In August 2005 Peter Quinn, now retired Chief Information Officer of Massachusetts, decided that OpenDocument was the best way to store documents with the guarantee that they would be able to be opened 10, 30, 50 years from now. For a state government, this is particularly important. He led Massachusetts toward OpenDocument and OpenOffice.org. The move, which sparked controversy and ferocious lobbying, is likely to end-up in history books (and while we’re at it, I’ll mention that history books in particular ought to be accessible 50, 100, 1000 years from now!). Quinn’s move was to create a snowball effect we have all witnessed over the past 2 years; when MA switched to OpenDocument, somebody at Microsoft realised that they had a problem—a real one—and that something needed to be done right away.
Having OpenXML (Microsoft’s standard) approved by an official body quickly, very quickly, became Microsoft’s priority. To start with, it looked like the software giant had managed to fool everybody and had things its way. Things turned out a little more complicated than that. Right now, the future doesn’t look too bright for Microsoft, as the ISO fast-tracking of OpenXML is hitting problems on all fronts; money can open many doors, but it can’t buy you broad consensus on a bogus standard pushed through via sneaky practices. Microsoft keeps managing to defend an indefensible format day after day, but it’s proving to be an up-hill battle.
However, the real war has only just started. ISO allowing Microsoft to fast track OpenXML is in itself a really bad sign: a sign of a standard body that is willing to be bent by lobbying and by the big muscles (or dollars?) of a company that has grown too big. I know Microsoft, I have witnessed computer history unfold before me for decades, and I sadly believe that OpenXML will eventually manage to squeeze through the standardisation process, and well, become a competing standard (an expression that is absurd in itself, if you ask me).
While the standardisation war is absolutely crucial, I firmly believe that the only way this battle can be won is by making sure that people use OpenDocument in their everyday life. This sounds obvious, but well, it isn’t—and it isn’t an easy goal. Here are some things that can be done to fight the battle:
- Ask companies to make documents available in OpenDocument format. Bank forms, mortgage application forms, templates, etc.: write to every company you use, and ask them to provide ODF files as well as DOC/PDF ones.

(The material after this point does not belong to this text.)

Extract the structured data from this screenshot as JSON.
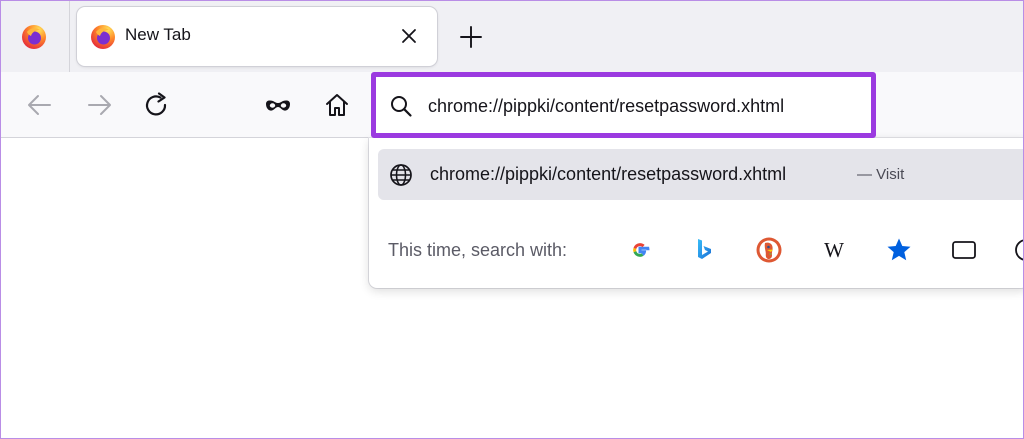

- Lobby Microsoft so that it directly supports OpenOffice.org documents. Right now, there are two options: the Sun ODF Plug-in for Microsoft Office and the OpenXML/ODF Translator Add-ins for Office. Neither of them are optimal. They both have problems and limitations mostly because of Microsoft. For example, Sun’s plugin has problems that stem directly from Microsoft: every time you open an ODF document, you get: “This file needs to be opened by the ODF Text Document text converter, which may pose a security risk if the file you are opening is a malicious file. Choose Yes to open this file only if you are sure it is from a trusted source.” Also, you can’t open an OpenDocument file using the plugin with Office 2007, which has a bug that causes it to ignore... other input filters. These are obviously show-stoppers for the average user. I see these plugins as temporary solutions. Since OpenDocument is a standard, it should be included in Microsoft Office by default, even though this might take a great deal of lobbying and flexing of muscles.
- Convince more and more OEMs to provide OpenOffice.org pre-installed with their computers. Dell is already doing it with their Ubuntu machines. However, what OpenDocument really needs, is to be an available option—a free one!—when you get a new Windows computer to have OpenOffice.org already available. This is made hard by Microsoft trying to put a “text drive” version of Office in OEM computers. Again, I have seen some movement here, and I think it’s a very obtainable goal.
- Make people and small offices realise that Office doesn’t come with Windows, and if they are using Office without paying for it, they are doing something illegal. Show them OpenOffice.org, a valid alternative. This seems obvious, but I am always amazed by the number of people who have never seen or heard of OpenOffice.org.
- If you have a popular web site, only give away ODF files; if people complain, tell them to download and install OpenOffice.org. In my view. OpenOffice.org should become “The Firefox of the office suites”.
Basically, members of the free software community can and should do more than just watch the fight and rest on their laurels: the more people that fight, the more likely we are to win this battle, which is anything but over. We should all keep in mind that OpenDocument might become, even in the long term, a “fringe format” that nobody actually uses. Microsoft’s monopoly on file formats, if that becomes the case, would create unimaginable damage.